Research paper by Md Serajur Rahman, SM Shahinul Islam

Indexed on: 07 Nov '20Published on: 20 Sep '20Published in: Bangladesh Journal of Botany



Abstract

Morphological, phenotypical and yield attributing characteristics of 20 mulberry genotypes were evaluated. Genotypic and phenotypic variations, heritability, genetic advance and correlation co-efficient were also estimated. It was found that the phenotypic co-efficient of variation (PCV) was higher (97.68%) than genotypic co-efficient of variation (GCV, 96.99%). The broad sense heritability for these traits ranged from 98.60 (AL) to 4.69 (LLS). High heritability coupled with high genetic advance was recorded for the characters apex length (AL), leaf length (LL), leaf width (LW), leaf petiole ratio (LPR) and petiole length (PL) suggesting the higher genetic control over these traits. Significant positive correlations to leaf yield/plant were observed for the characters, namely total shoot weight (0.817), longest shoot length (0.600), total branch height (0.596) and leaves fresh weight/10 leaves (0.425). Leaf yield showed significantly positive phenotypic and genotypic correlations with all other growth traits (viz., total shoot weight 0.817, length of longest shoot 0.600, total branch height 0.596 and leaves fresh weight/10 leaves 0.425) except total branch number, nodes per meter, leaf width and petiole length. High genetic advance as percentage of mean coupled with heritability was observed on AL, LL, LW, LPR, PL and 10 fresh leaves weight suggesting the prevalence of additive gene action with low environmental influence for the determination of these characters and could be effective in phenotypic selection. Analysis of variances (ANOVA) for characters such as AL, LL, LW, LPR and PL showed significant variations among the genotypes.
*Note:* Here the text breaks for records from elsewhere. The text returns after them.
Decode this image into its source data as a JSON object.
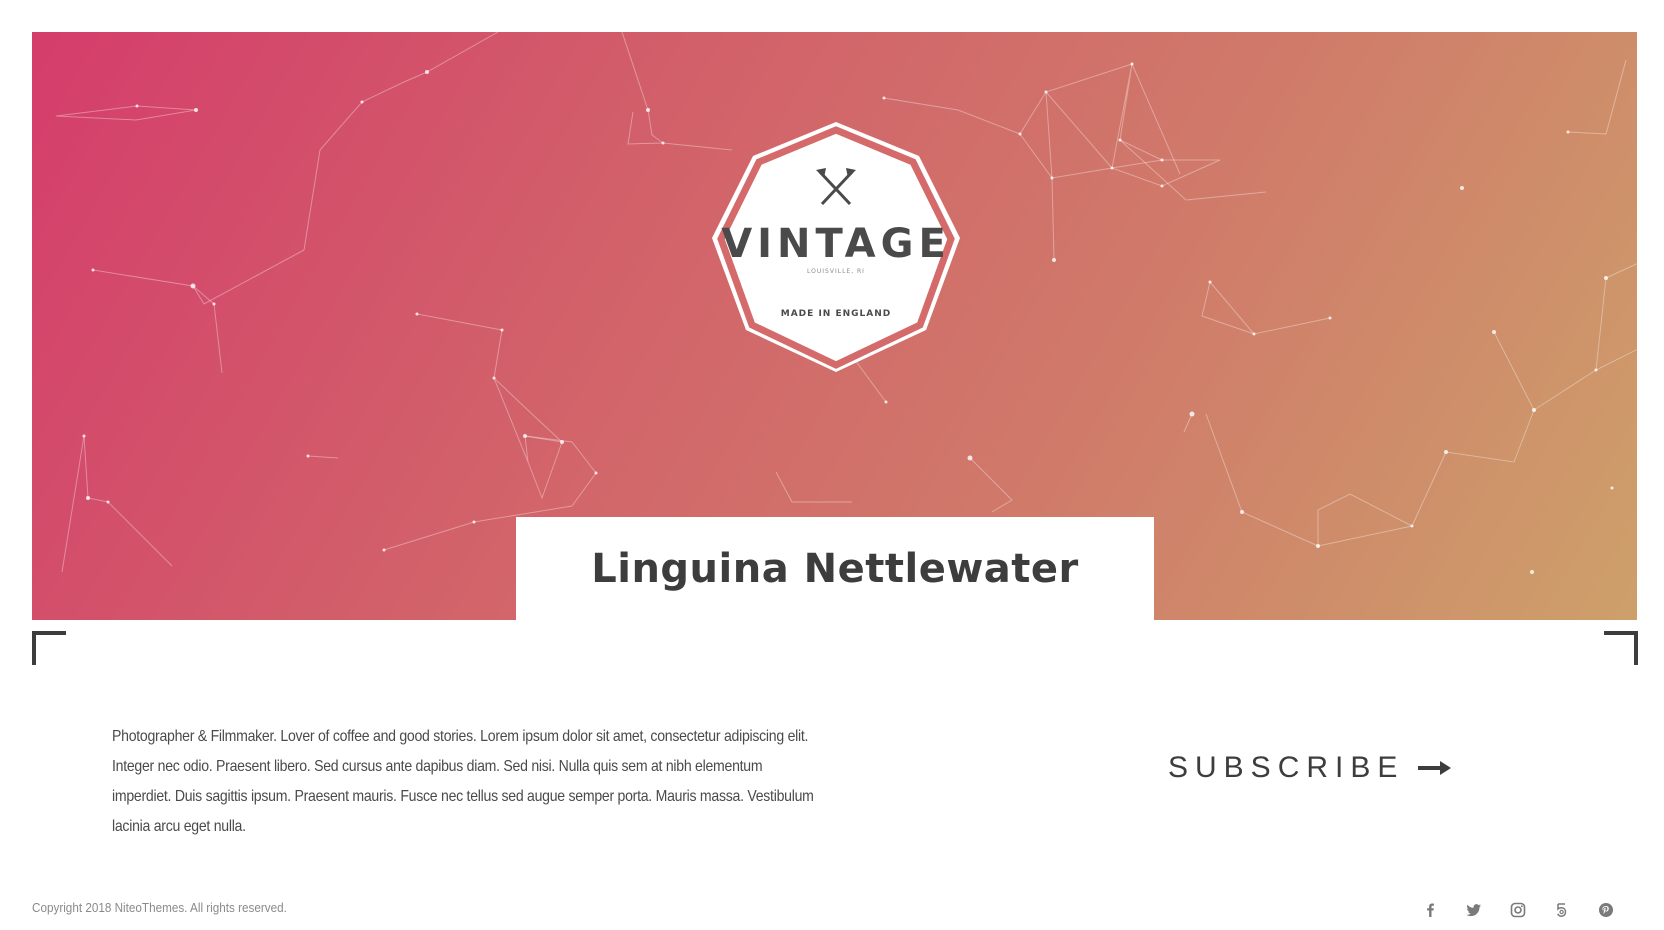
{
  "header": {
    "logo": {
      "brand": "VINTAGE",
      "location": "LOUISVILLE, RI",
      "tagline": "MADE IN ENGLAND"
    },
    "name": "Linguina Nettlewater",
    "gradient_colors": [
      "#d43d6b",
      "#cda06a"
    ]
  },
  "main": {
    "bio": "Photographer & Filmmaker. Lover of coffee and good stories. Lorem ipsum dolor sit amet, consectetur adipiscing elit. Integer nec odio. Praesent libero. Sed cursus ante dapibus diam. Sed nisi. Nulla quis sem at nibh elementum imperdiet. Duis sagittis ipsum. Praesent mauris. Fusce nec tellus sed augue semper porta. Mauris massa. Vestibulum lacinia arcu eget nulla.",
    "subscribe_label": "SUBSCRIBE",
    "subscribe_icon": "arrow-right-icon"
  },
  "footer": {
    "copyright": "Copyright 2018 NiteoThemes. All rights reserved.",
    "social": [
      {
        "name": "facebook",
        "icon": "facebook-icon"
      },
      {
        "name": "twitter",
        "icon": "twitter-icon"
      },
      {
        "name": "instagram",
        "icon": "instagram-icon"
      },
      {
        "name": "500px",
        "icon": "500px-icon"
      },
      {
        "name": "pinterest",
        "icon": "pinterest-icon"
      }
    ]
  },
  "colors": {
    "text_dark": "#3d3d3d",
    "text_muted": "#8a8a8a",
    "badge_ring": "#d46a6a"
  }
}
Since mulberry is mainly cultivated for leaf yield, genotypes having higher AL, LL, LW and LPR and PL must be given importance during parent selection to evolve high yielding varieties across different seasons in mulberry.